WORK TO BE COMPLETED: As the answer, give every line of the records that includes the word "number".
*** SOURCE DATA ***
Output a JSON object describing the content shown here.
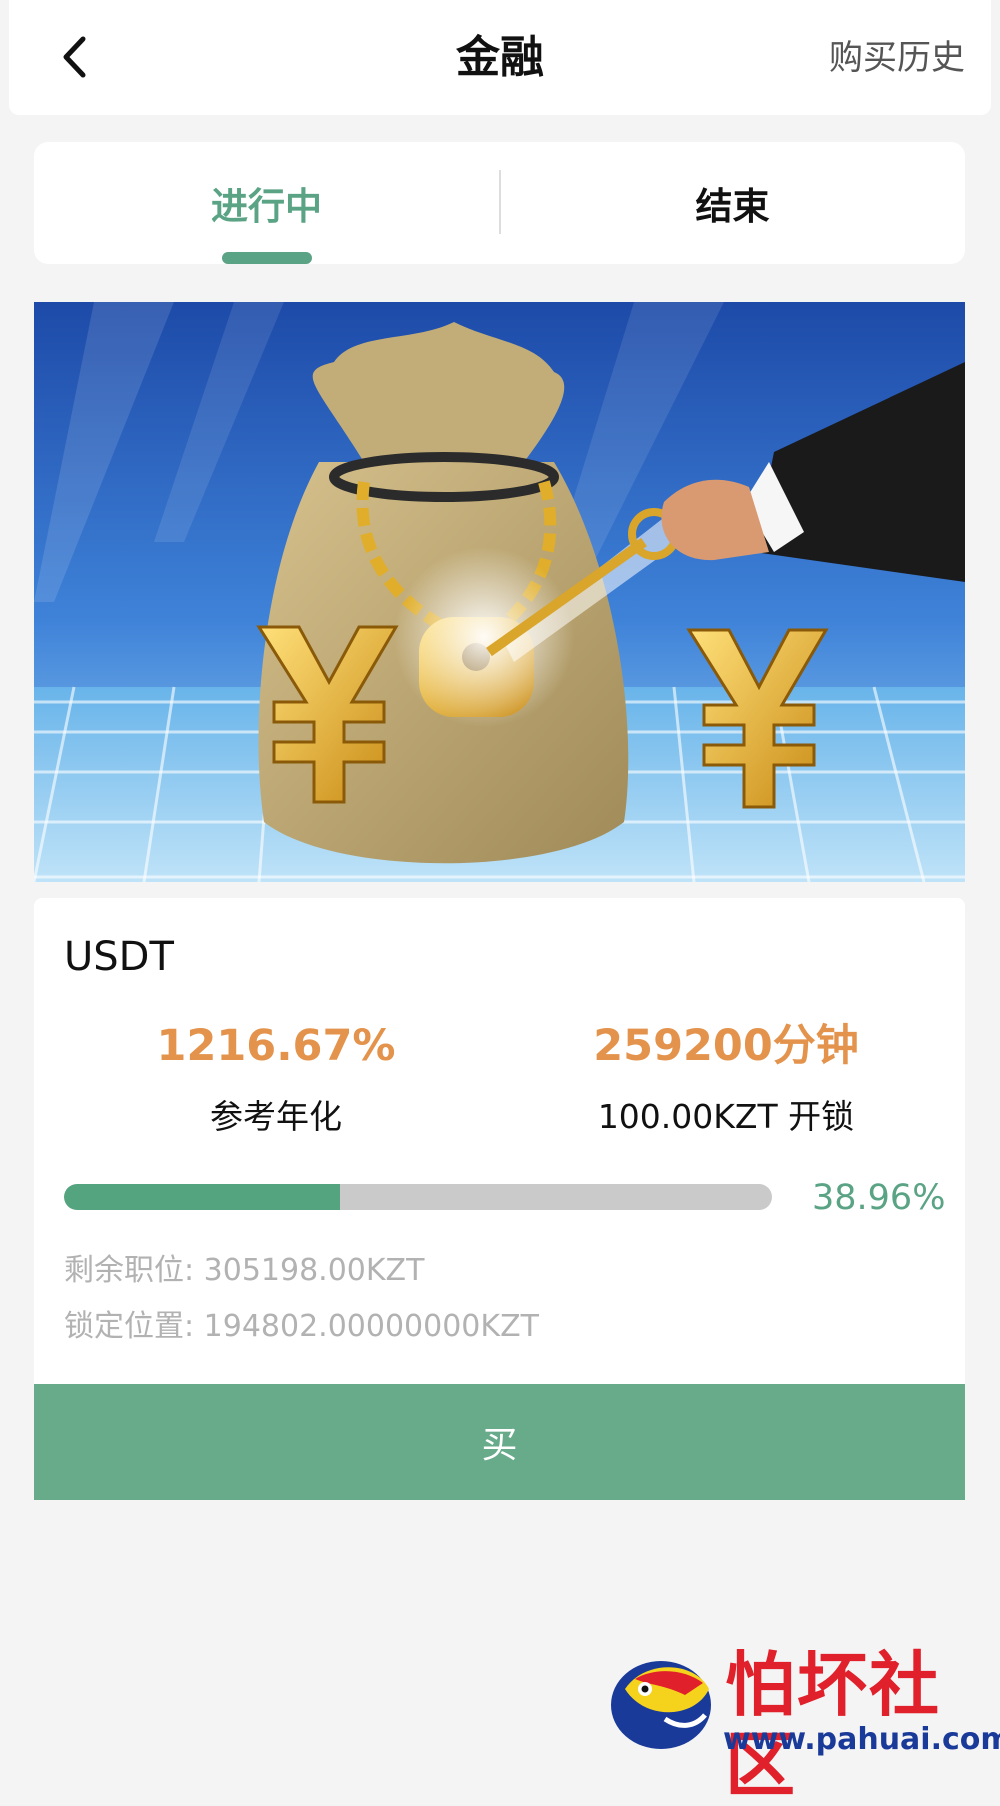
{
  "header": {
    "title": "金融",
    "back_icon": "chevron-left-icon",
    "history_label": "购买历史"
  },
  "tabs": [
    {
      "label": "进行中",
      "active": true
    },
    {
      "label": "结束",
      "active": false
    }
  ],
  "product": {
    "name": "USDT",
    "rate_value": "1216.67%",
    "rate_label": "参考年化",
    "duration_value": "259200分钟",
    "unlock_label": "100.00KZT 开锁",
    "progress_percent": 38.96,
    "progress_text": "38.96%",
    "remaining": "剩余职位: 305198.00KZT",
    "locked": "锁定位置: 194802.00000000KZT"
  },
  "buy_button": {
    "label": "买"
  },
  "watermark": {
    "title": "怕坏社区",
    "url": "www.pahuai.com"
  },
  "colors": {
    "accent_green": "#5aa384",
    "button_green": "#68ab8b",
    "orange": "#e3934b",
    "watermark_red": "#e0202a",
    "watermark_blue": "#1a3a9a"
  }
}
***
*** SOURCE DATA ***
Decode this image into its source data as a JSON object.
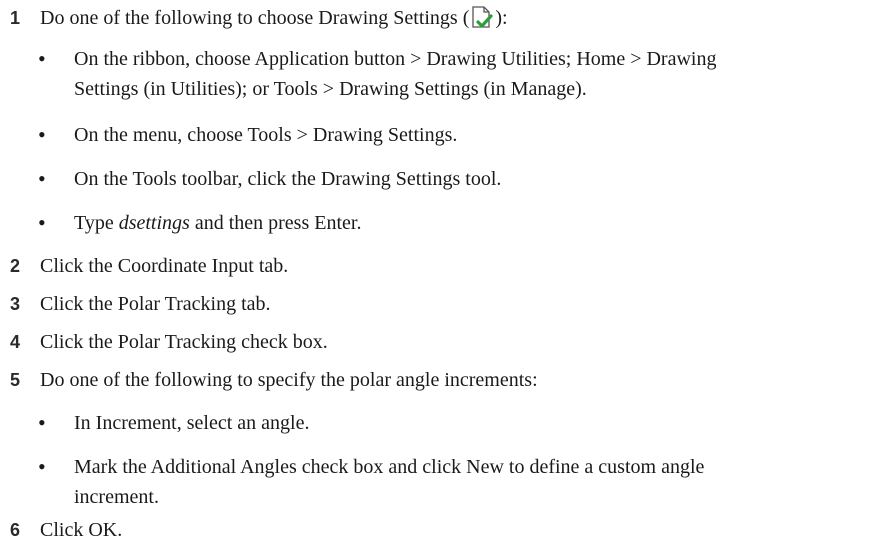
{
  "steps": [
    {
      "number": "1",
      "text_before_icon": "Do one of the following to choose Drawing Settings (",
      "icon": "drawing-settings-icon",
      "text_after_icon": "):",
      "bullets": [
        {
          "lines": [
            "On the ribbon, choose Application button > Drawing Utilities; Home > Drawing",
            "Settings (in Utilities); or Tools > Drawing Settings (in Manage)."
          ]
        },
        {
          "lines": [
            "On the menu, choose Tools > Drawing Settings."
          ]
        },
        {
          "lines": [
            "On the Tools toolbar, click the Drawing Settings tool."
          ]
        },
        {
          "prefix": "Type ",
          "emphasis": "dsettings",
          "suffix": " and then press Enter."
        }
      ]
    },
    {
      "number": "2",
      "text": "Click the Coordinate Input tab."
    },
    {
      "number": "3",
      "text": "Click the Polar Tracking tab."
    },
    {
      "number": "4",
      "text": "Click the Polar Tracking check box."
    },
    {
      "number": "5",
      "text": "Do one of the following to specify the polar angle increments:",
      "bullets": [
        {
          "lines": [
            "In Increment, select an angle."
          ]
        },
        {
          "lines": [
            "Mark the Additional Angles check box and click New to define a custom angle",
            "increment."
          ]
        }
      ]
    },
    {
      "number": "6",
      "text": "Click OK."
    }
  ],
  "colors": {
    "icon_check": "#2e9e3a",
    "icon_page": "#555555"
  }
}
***
TASK SOLUTION:
      "number": "1",
      "number": "2",
      "number": "3",
      "number": "4",
      "number": "5",
      "number": "6",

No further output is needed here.